### The problem
Every line in the records below with the string "this" needs to be copied out.
--
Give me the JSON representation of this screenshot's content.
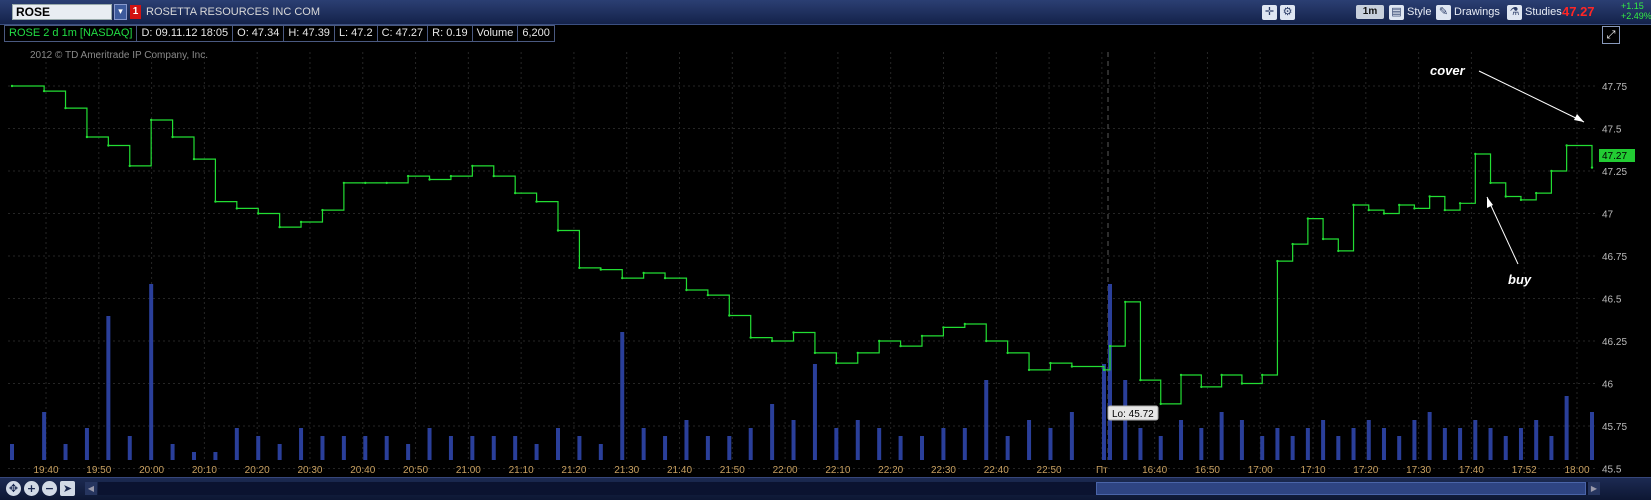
{
  "header": {
    "symbol": "ROSE",
    "link_badge": "1",
    "company": "ROSETTA RESOURCES INC COM",
    "aggregation": "1m",
    "style_label": "Style",
    "drawings_label": "Drawings",
    "studies_label": "Studies",
    "last_price": "47.27",
    "change_abs": "+1.15",
    "change_pct": "+2.49%",
    "icons": [
      "crosshair-icon",
      "wrench-icon",
      "style-icon",
      "drawings-icon",
      "studies-icon"
    ]
  },
  "info_bar": {
    "title": "ROSE 2 d 1m [NASDAQ]",
    "date": "D: 09.11.12 18:05",
    "open": "O: 47.34",
    "high": "H: 47.39",
    "low": "L: 47.2",
    "close": "C: 47.27",
    "range": "R: 0.19",
    "volume_label": "Volume",
    "volume_value": "6,200"
  },
  "chart_data": {
    "type": "line",
    "watermark": "2012 © TD Ameritrade IP Company, Inc.",
    "ylim": [
      45.55,
      47.95
    ],
    "y_ticks": [
      "47.75",
      "47.5",
      "47.25",
      "47",
      "46.75",
      "46.5",
      "46.25",
      "46",
      "45.75",
      "45.5"
    ],
    "price_tag": "47.27",
    "low_label": "Lo: 45.72",
    "x_tick_labels": [
      "19:40",
      "19:50",
      "20:00",
      "20:10",
      "20:20",
      "20:30",
      "20:40",
      "20:50",
      "21:00",
      "21:10",
      "21:20",
      "21:30",
      "21:40",
      "21:50",
      "22:00",
      "22:10",
      "22:20",
      "22:30",
      "22:40",
      "22:50",
      "Пт",
      "16:40",
      "16:50",
      "17:00",
      "17:10",
      "17:20",
      "17:30",
      "17:40",
      "17:52",
      "18:00"
    ],
    "series": [
      {
        "x": [
          "19:34",
          "19:40",
          "19:44",
          "19:48",
          "19:52",
          "19:56",
          "20:00",
          "20:04",
          "20:08",
          "20:12",
          "20:16",
          "20:20",
          "20:24",
          "20:28",
          "20:32",
          "20:36",
          "20:40",
          "20:44",
          "20:48",
          "20:52",
          "20:56",
          "21:00",
          "21:04",
          "21:08",
          "21:12",
          "21:16",
          "21:20",
          "21:24",
          "21:28",
          "21:32",
          "21:36",
          "21:40",
          "21:44",
          "21:48",
          "21:52",
          "21:56",
          "22:00",
          "22:04",
          "22:08",
          "22:12",
          "22:16",
          "22:20",
          "22:24",
          "22:28",
          "22:32",
          "22:36",
          "22:40",
          "22:44",
          "22:48",
          "22:52",
          "22:58",
          "16:30",
          "16:33",
          "16:36",
          "16:40",
          "16:44",
          "16:48",
          "16:52",
          "16:56",
          "17:00",
          "17:03",
          "17:06",
          "17:09",
          "17:12",
          "17:15",
          "17:18",
          "17:21",
          "17:24",
          "17:27",
          "17:30",
          "17:33",
          "17:36",
          "17:39",
          "17:42",
          "17:45",
          "17:48",
          "17:51",
          "17:54",
          "17:57",
          "18:00",
          "18:05"
        ],
        "values": [
          47.75,
          47.72,
          47.62,
          47.45,
          47.4,
          47.28,
          47.55,
          47.45,
          47.32,
          47.07,
          47.03,
          47.0,
          46.92,
          46.95,
          47.02,
          47.18,
          47.18,
          47.18,
          47.22,
          47.2,
          47.22,
          47.28,
          47.22,
          47.12,
          47.07,
          46.9,
          46.68,
          46.67,
          46.62,
          46.65,
          46.62,
          46.55,
          46.52,
          46.4,
          46.27,
          46.25,
          46.3,
          46.18,
          46.12,
          46.18,
          46.25,
          46.22,
          46.28,
          46.33,
          46.35,
          46.25,
          46.18,
          46.08,
          46.12,
          46.1,
          46.08,
          46.22,
          46.48,
          46.02,
          45.88,
          46.05,
          45.98,
          46.05,
          46.0,
          46.05,
          46.72,
          46.82,
          46.97,
          46.85,
          46.78,
          47.05,
          47.02,
          47.0,
          47.05,
          47.03,
          47.1,
          47.02,
          47.06,
          47.35,
          47.18,
          47.1,
          47.08,
          47.12,
          47.25,
          47.4,
          47.27
        ],
        "volume": [
          2,
          6,
          2,
          4,
          18,
          3,
          22,
          2,
          1,
          1,
          4,
          3,
          2,
          4,
          3,
          3,
          3,
          3,
          2,
          4,
          3,
          3,
          3,
          3,
          2,
          4,
          3,
          2,
          16,
          4,
          3,
          5,
          3,
          3,
          4,
          7,
          5,
          12,
          4,
          5,
          4,
          3,
          3,
          4,
          4,
          10,
          3,
          5,
          4,
          6,
          12,
          22,
          10,
          4,
          3,
          5,
          4,
          6,
          5,
          3,
          4,
          3,
          4,
          5,
          3,
          4,
          5,
          4,
          3,
          5,
          6,
          4,
          4,
          5,
          4,
          3,
          4,
          5,
          3,
          8,
          6
        ]
      }
    ]
  },
  "annotations": {
    "cover_label": "cover",
    "buy_label": "buy"
  }
}
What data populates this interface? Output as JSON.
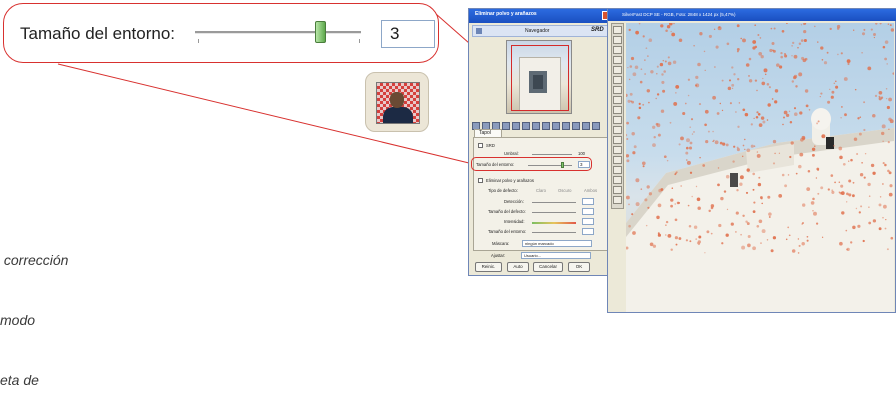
{
  "callout": {
    "label": "Tamaño del entorno:",
    "value": "3",
    "slider_level": 0.75
  },
  "caption": {
    "lines": [
      " corrección",
      "modo",
      "eta de"
    ]
  },
  "dialog": {
    "title": "Eliminar polvo y arañazos",
    "navigator_label": "Navegador",
    "logo": "SRD",
    "tab_label": "Tapol",
    "srd_checkbox_label": "SRD",
    "cutoff_label": "Umbral:",
    "cutoff_value": "100",
    "environment_label": "Tamaño del entorno:",
    "environment_value": "3",
    "dust_checkbox_label": "Eliminar polvo y arañazos",
    "defect_type_label": "Tipo de defecto:",
    "defect_options": [
      "Claro",
      "Oscuro",
      "Ambos"
    ],
    "detection_label": "Detección:",
    "defect_size_label": "Tamaño del defecto:",
    "intensity_label": "Intensidad:",
    "env_size_label": "Tamaño del entorno:",
    "mask_label": "Máscara:",
    "mask_value": "ningún marcado",
    "adjust_label": "Ajustar:",
    "adjust_value": "Usuario...",
    "buttons": {
      "reset": "Reinic.",
      "auto": "Auto",
      "cancel": "Cancelar",
      "ok": "OK"
    }
  },
  "photo": {
    "title": "SilverFast DCP SE - RGB, Foto: 2848 x 1424 px (5,47%)",
    "colors": {
      "speck": "#e0714e",
      "sky": "#c7dcec",
      "wall": "#f3f1ea"
    }
  }
}
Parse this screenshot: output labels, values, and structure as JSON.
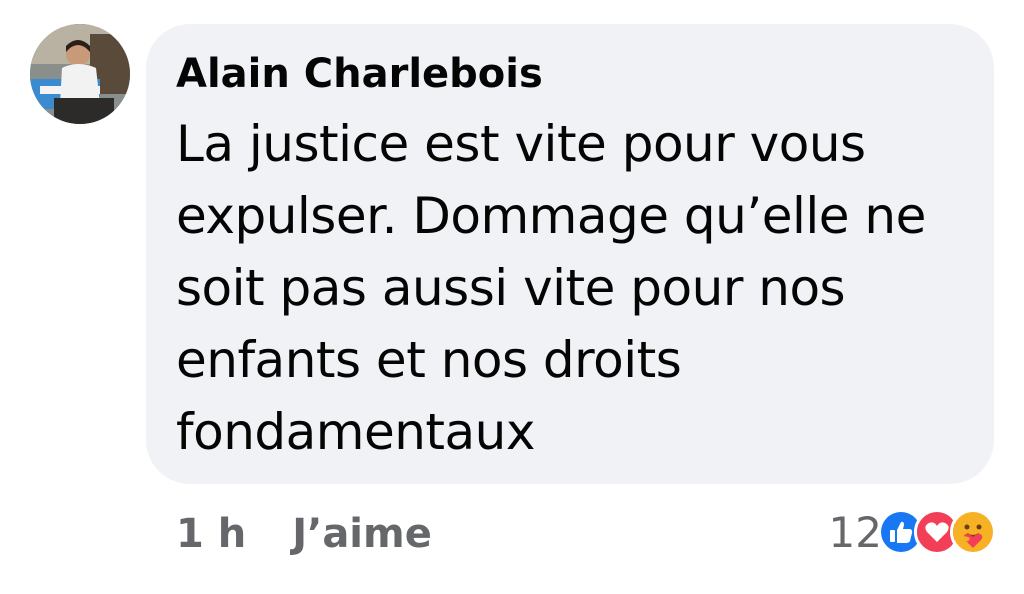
{
  "comment": {
    "author": "Alain Charlebois",
    "text_lines": [
      "La justice est vite pour vous",
      "expulser. Dommage qu’elle ne",
      "soit pas aussi vite pour nos",
      "enfants et nos droits",
      "fondamentaux"
    ],
    "time": "1 h",
    "like_label": "J’aime",
    "reaction_count": "12",
    "reactions": [
      "like-icon",
      "love-icon",
      "care-icon"
    ]
  },
  "colors": {
    "bubble": "#f0f2f5",
    "text": "#050505",
    "meta": "#65676b",
    "like": "#1877f2",
    "love": "#f33e58",
    "care": "#f7b125"
  }
}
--
### Solution below
Give me the JSON representation of this screenshot's content.
What data populates this interface? Output as JSON.
Parse this screenshot: output labels, values, and structure as JSON.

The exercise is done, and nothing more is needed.